Information shown:
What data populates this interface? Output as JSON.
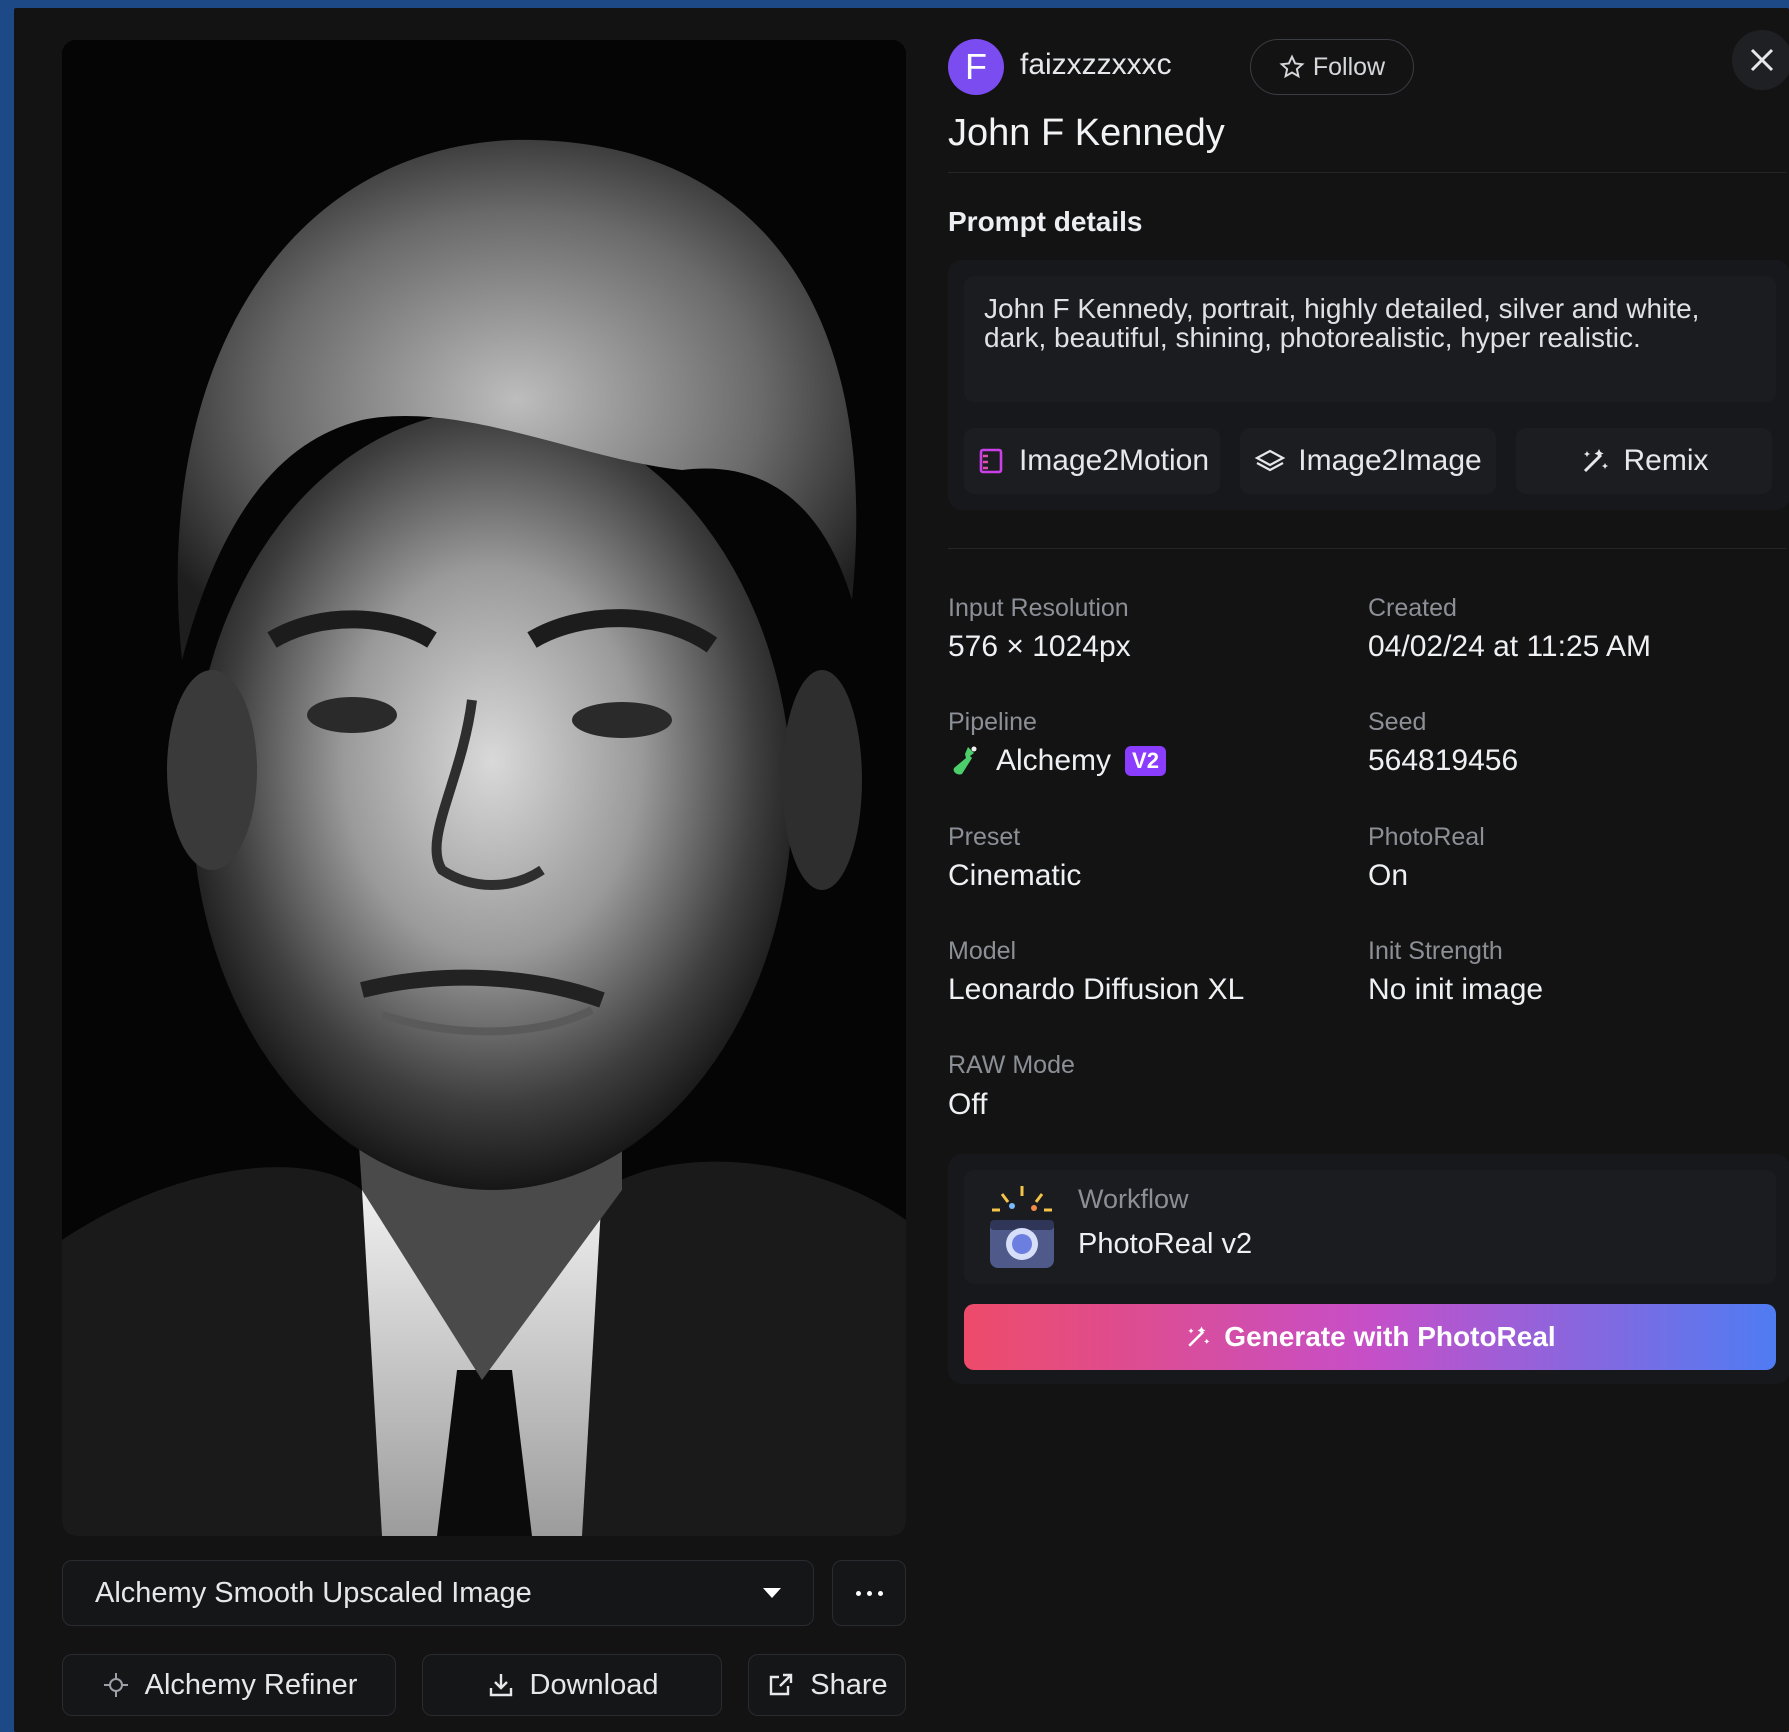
{
  "user": {
    "avatar_letter": "F",
    "username": "faizxzzxxxc",
    "follow_label": "Follow",
    "avatar_color": "#7b4cf0"
  },
  "title": "John F Kennedy",
  "prompt": {
    "heading": "Prompt details",
    "text": "John F Kennedy, portrait, highly detailed, silver and white, dark, beautiful, shining, photorealistic, hyper realistic."
  },
  "tools": [
    {
      "label": "Image2Motion",
      "icon": "film-icon"
    },
    {
      "label": "Image2Image",
      "icon": "layers-icon"
    },
    {
      "label": "Remix",
      "icon": "magic-wand-icon"
    }
  ],
  "details": {
    "input_resolution": {
      "label": "Input Resolution",
      "value": "576 × 1024px"
    },
    "created": {
      "label": "Created",
      "value": "04/02/24 at 11:25 AM"
    },
    "pipeline": {
      "label": "Pipeline",
      "value": "Alchemy",
      "badge": "V2"
    },
    "seed": {
      "label": "Seed",
      "value": "564819456"
    },
    "preset": {
      "label": "Preset",
      "value": "Cinematic"
    },
    "photoreal": {
      "label": "PhotoReal",
      "value": "On"
    },
    "model": {
      "label": "Model",
      "value": "Leonardo Diffusion XL"
    },
    "init_strength": {
      "label": "Init Strength",
      "value": "No init image"
    },
    "raw_mode": {
      "label": "RAW Mode",
      "value": "Off"
    }
  },
  "workflow": {
    "label": "Workflow",
    "value": "PhotoReal v2",
    "generate_label": "Generate with PhotoReal"
  },
  "image_panel": {
    "variant_label": "Alchemy Smooth Upscaled Image",
    "refiner_label": "Alchemy Refiner",
    "download_label": "Download",
    "share_label": "Share"
  },
  "colors": {
    "accent_purple": "#8b3dff",
    "gradient_start": "#ee4b6a",
    "gradient_end": "#4f7cf3",
    "background": "#131313"
  }
}
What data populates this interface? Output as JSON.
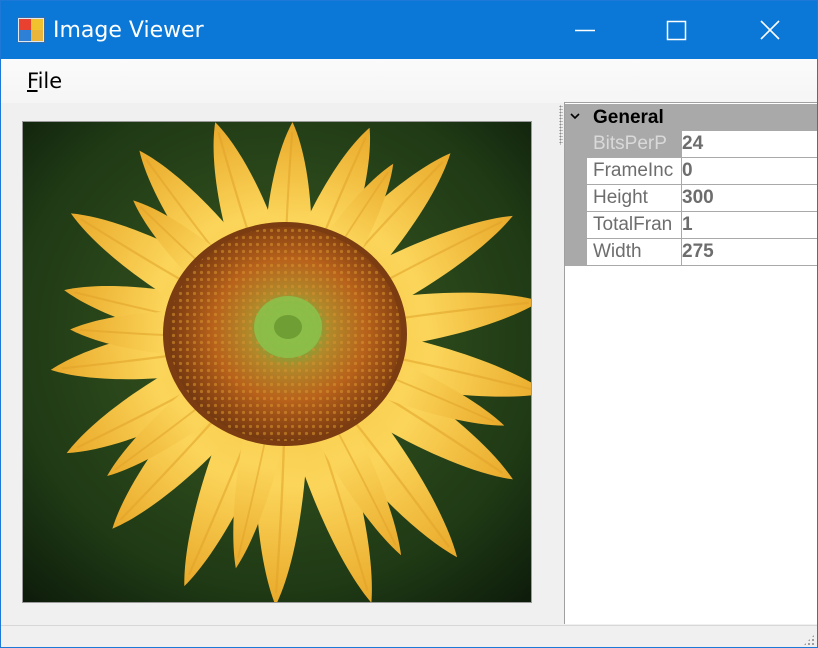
{
  "window": {
    "title": "Image Viewer",
    "title_bar_color": "#0b78d7",
    "controls": [
      "minimize-icon",
      "maximize-icon",
      "close-icon"
    ]
  },
  "menu": {
    "file": {
      "mnemonic": "F",
      "rest": "ile"
    }
  },
  "image": {
    "subject": "sunflower",
    "alt": "Sunflower"
  },
  "property_grid": {
    "category": "General",
    "properties": [
      {
        "name": "BitsPerP",
        "value": "24",
        "selected": true
      },
      {
        "name": "FrameInc",
        "value": "0"
      },
      {
        "name": "Height",
        "value": "300"
      },
      {
        "name": "TotalFran",
        "value": "1"
      },
      {
        "name": "Width",
        "value": "275"
      }
    ]
  }
}
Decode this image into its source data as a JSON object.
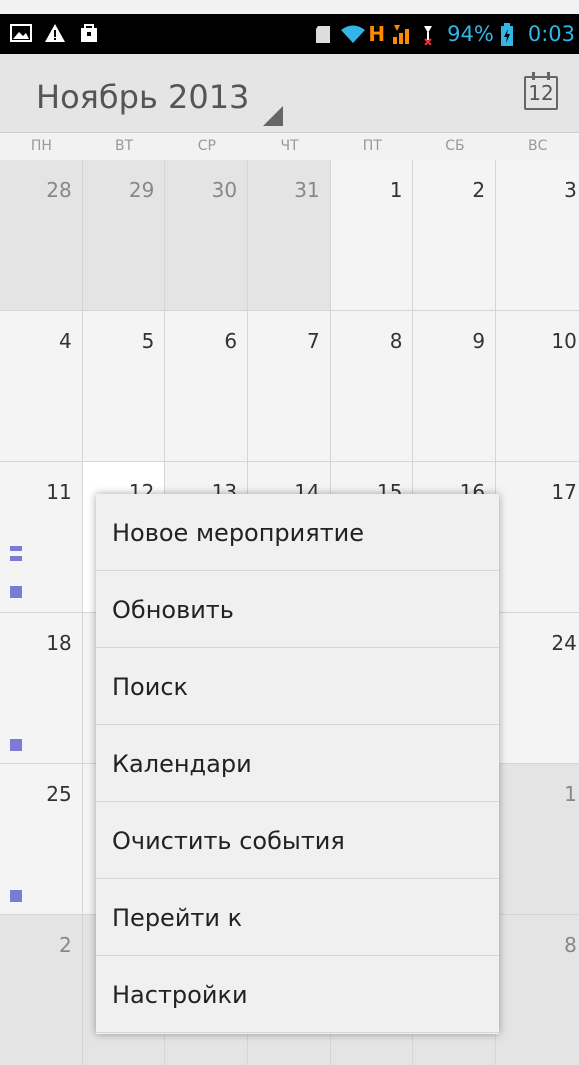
{
  "statusbar": {
    "network": "H",
    "battery": "94%",
    "time": "0:03"
  },
  "header": {
    "title": "Ноябрь 2013",
    "today_day": "12"
  },
  "weekdays": [
    "ПН",
    "ВТ",
    "СР",
    "ЧТ",
    "ПТ",
    "СБ",
    "ВС"
  ],
  "weeks": [
    [
      "28",
      "29",
      "30",
      "31",
      "1",
      "2",
      "3"
    ],
    [
      "4",
      "5",
      "6",
      "7",
      "8",
      "9",
      "10"
    ],
    [
      "11",
      "12",
      "13",
      "14",
      "15",
      "16",
      "17"
    ],
    [
      "18",
      "",
      "",
      "",
      "",
      "",
      "24"
    ],
    [
      "25",
      "",
      "",
      "",
      "",
      "",
      "1"
    ],
    [
      "2",
      "",
      "",
      "",
      "",
      "",
      "8"
    ]
  ],
  "menu": {
    "items": [
      "Новое мероприятие",
      "Обновить",
      "Поиск",
      "Календари",
      "Очистить события",
      "Перейти к",
      "Настройки"
    ]
  },
  "colors": {
    "accent": "#33b5e5",
    "event": "#7b7bd4",
    "signal": "#ff8a00"
  }
}
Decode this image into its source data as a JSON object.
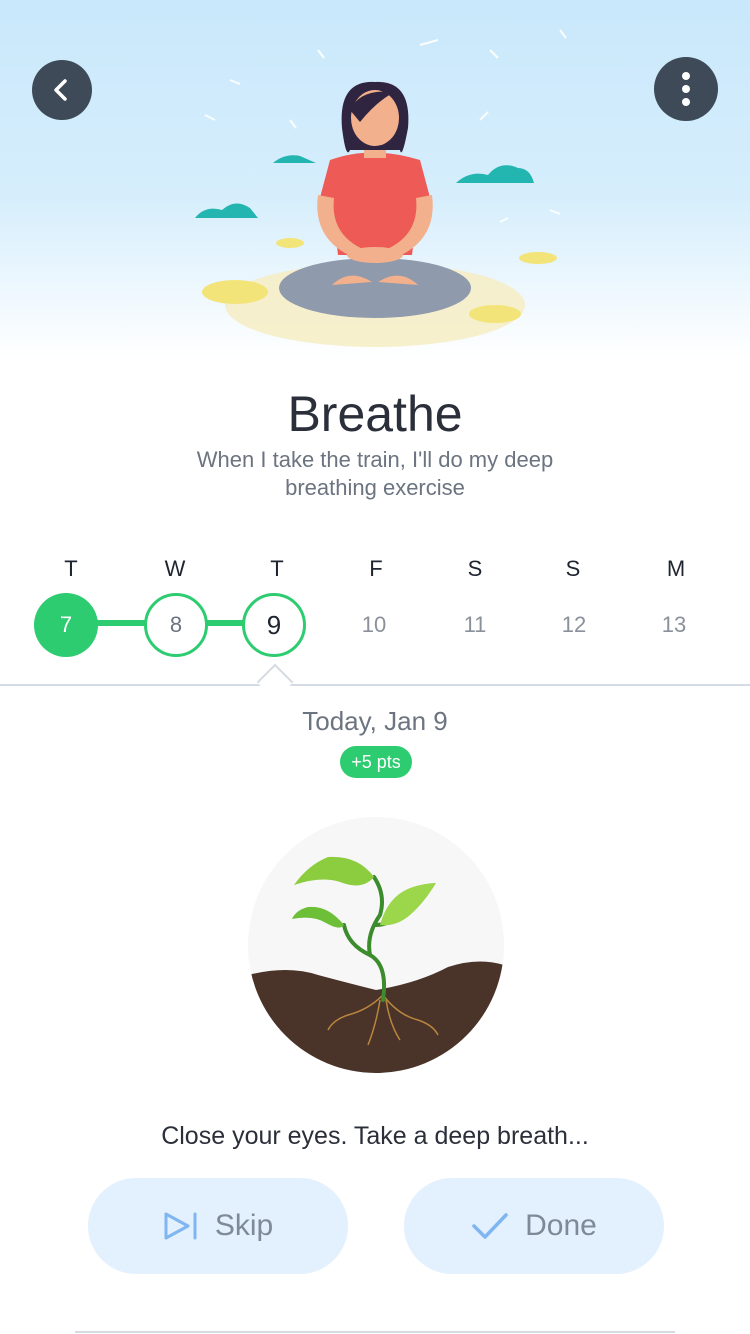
{
  "header": {
    "back_icon": "chevron-left-icon",
    "more_icon": "more-vertical-icon"
  },
  "habit": {
    "title": "Breathe",
    "subtitle": "When I take the train, I'll do my deep breathing exercise"
  },
  "week": {
    "days": [
      {
        "dow": "T",
        "num": "7",
        "state": "done"
      },
      {
        "dow": "W",
        "num": "8",
        "state": "ring"
      },
      {
        "dow": "T",
        "num": "9",
        "state": "today"
      },
      {
        "dow": "F",
        "num": "10",
        "state": "future"
      },
      {
        "dow": "S",
        "num": "11",
        "state": "future"
      },
      {
        "dow": "S",
        "num": "12",
        "state": "future"
      },
      {
        "dow": "M",
        "num": "13",
        "state": "future"
      }
    ]
  },
  "today": {
    "date_label": "Today, Jan 9",
    "points": "+5 pts"
  },
  "prompt": "Close your eyes. Take a deep breath...",
  "actions": {
    "skip_label": "Skip",
    "done_label": "Done",
    "skip_icon": "skip-forward-icon",
    "done_icon": "check-icon"
  },
  "colors": {
    "accent_green": "#2ecc71",
    "button_bg": "#e3f0fd",
    "dark_button": "#3e4a57",
    "soil": "#4a3328"
  }
}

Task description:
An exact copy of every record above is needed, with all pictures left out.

Answer section:
What data populates this interface? Output as JSON.
{
  "user": {
    "avatar_letter": "F",
    "username": "faizxzzxxxc",
    "follow_label": "Follow",
    "avatar_color": "#7b4cf0"
  },
  "title": "John F Kennedy",
  "prompt": {
    "heading": "Prompt details",
    "text": "John F Kennedy, portrait, highly detailed, silver and white, dark, beautiful, shining, photorealistic, hyper realistic."
  },
  "tools": [
    {
      "label": "Image2Motion",
      "icon": "film-icon"
    },
    {
      "label": "Image2Image",
      "icon": "layers-icon"
    },
    {
      "label": "Remix",
      "icon": "magic-wand-icon"
    }
  ],
  "details": {
    "input_resolution": {
      "label": "Input Resolution",
      "value": "576 × 1024px"
    },
    "created": {
      "label": "Created",
      "value": "04/02/24 at 11:25 AM"
    },
    "pipeline": {
      "label": "Pipeline",
      "value": "Alchemy",
      "badge": "V2"
    },
    "seed": {
      "label": "Seed",
      "value": "564819456"
    },
    "preset": {
      "label": "Preset",
      "value": "Cinematic"
    },
    "photoreal": {
      "label": "PhotoReal",
      "value": "On"
    },
    "model": {
      "label": "Model",
      "value": "Leonardo Diffusion XL"
    },
    "init_strength": {
      "label": "Init Strength",
      "value": "No init image"
    },
    "raw_mode": {
      "label": "RAW Mode",
      "value": "Off"
    }
  },
  "workflow": {
    "label": "Workflow",
    "value": "PhotoReal v2",
    "generate_label": "Generate with PhotoReal"
  },
  "image_panel": {
    "variant_label": "Alchemy Smooth Upscaled Image",
    "refiner_label": "Alchemy Refiner",
    "download_label": "Download",
    "share_label": "Share"
  },
  "colors": {
    "accent_purple": "#8b3dff",
    "gradient_start": "#ee4b6a",
    "gradient_end": "#4f7cf3",
    "background": "#131313"
  }
}
What data populates this interface? Output as JSON.
{
  "window": {
    "title": "Image Viewer",
    "title_bar_color": "#0b78d7",
    "controls": [
      "minimize-icon",
      "maximize-icon",
      "close-icon"
    ]
  },
  "menu": {
    "file": {
      "mnemonic": "F",
      "rest": "ile"
    }
  },
  "image": {
    "subject": "sunflower",
    "alt": "Sunflower"
  },
  "property_grid": {
    "category": "General",
    "properties": [
      {
        "name": "BitsPerP",
        "value": "24",
        "selected": true
      },
      {
        "name": "FrameInc",
        "value": "0"
      },
      {
        "name": "Height",
        "value": "300"
      },
      {
        "name": "TotalFran",
        "value": "1"
      },
      {
        "name": "Width",
        "value": "275"
      }
    ]
  }
}
Decode this image into its source data as a JSON object.
{
  "statusbar": {
    "network": "H",
    "battery": "94%",
    "time": "0:03"
  },
  "header": {
    "title": "Ноябрь 2013",
    "today_day": "12"
  },
  "weekdays": [
    "ПН",
    "ВТ",
    "СР",
    "ЧТ",
    "ПТ",
    "СБ",
    "ВС"
  ],
  "weeks": [
    [
      "28",
      "29",
      "30",
      "31",
      "1",
      "2",
      "3"
    ],
    [
      "4",
      "5",
      "6",
      "7",
      "8",
      "9",
      "10"
    ],
    [
      "11",
      "12",
      "13",
      "14",
      "15",
      "16",
      "17"
    ],
    [
      "18",
      "",
      "",
      "",
      "",
      "",
      "24"
    ],
    [
      "25",
      "",
      "",
      "",
      "",
      "",
      "1"
    ],
    [
      "2",
      "",
      "",
      "",
      "",
      "",
      "8"
    ]
  ],
  "menu": {
    "items": [
      "Новое мероприятие",
      "Обновить",
      "Поиск",
      "Календари",
      "Очистить события",
      "Перейти к",
      "Настройки"
    ]
  },
  "colors": {
    "accent": "#33b5e5",
    "event": "#7b7bd4",
    "signal": "#ff8a00"
  }
}
Decode this image into its source data as a JSON object.
{
  "header": {
    "back_icon": "chevron-left-icon",
    "more_icon": "more-vertical-icon"
  },
  "habit": {
    "title": "Breathe",
    "subtitle": "When I take the train, I'll do my deep breathing exercise"
  },
  "week": {
    "days": [
      {
        "dow": "T",
        "num": "7",
        "state": "done"
      },
      {
        "dow": "W",
        "num": "8",
        "state": "ring"
      },
      {
        "dow": "T",
        "num": "9",
        "state": "today"
      },
      {
        "dow": "F",
        "num": "10",
        "state": "future"
      },
      {
        "dow": "S",
        "num": "11",
        "state": "future"
      },
      {
        "dow": "S",
        "num": "12",
        "state": "future"
      },
      {
        "dow": "M",
        "num": "13",
        "state": "future"
      }
    ]
  },
  "today": {
    "date_label": "Today, Jan 9",
    "points": "+5 pts"
  },
  "prompt": "Close your eyes. Take a deep breath...",
  "actions": {
    "skip_label": "Skip",
    "done_label": "Done",
    "skip_icon": "skip-forward-icon",
    "done_icon": "check-icon"
  },
  "colors": {
    "accent_green": "#2ecc71",
    "button_bg": "#e3f0fd",
    "dark_button": "#3e4a57",
    "soil": "#4a3328"
  }
}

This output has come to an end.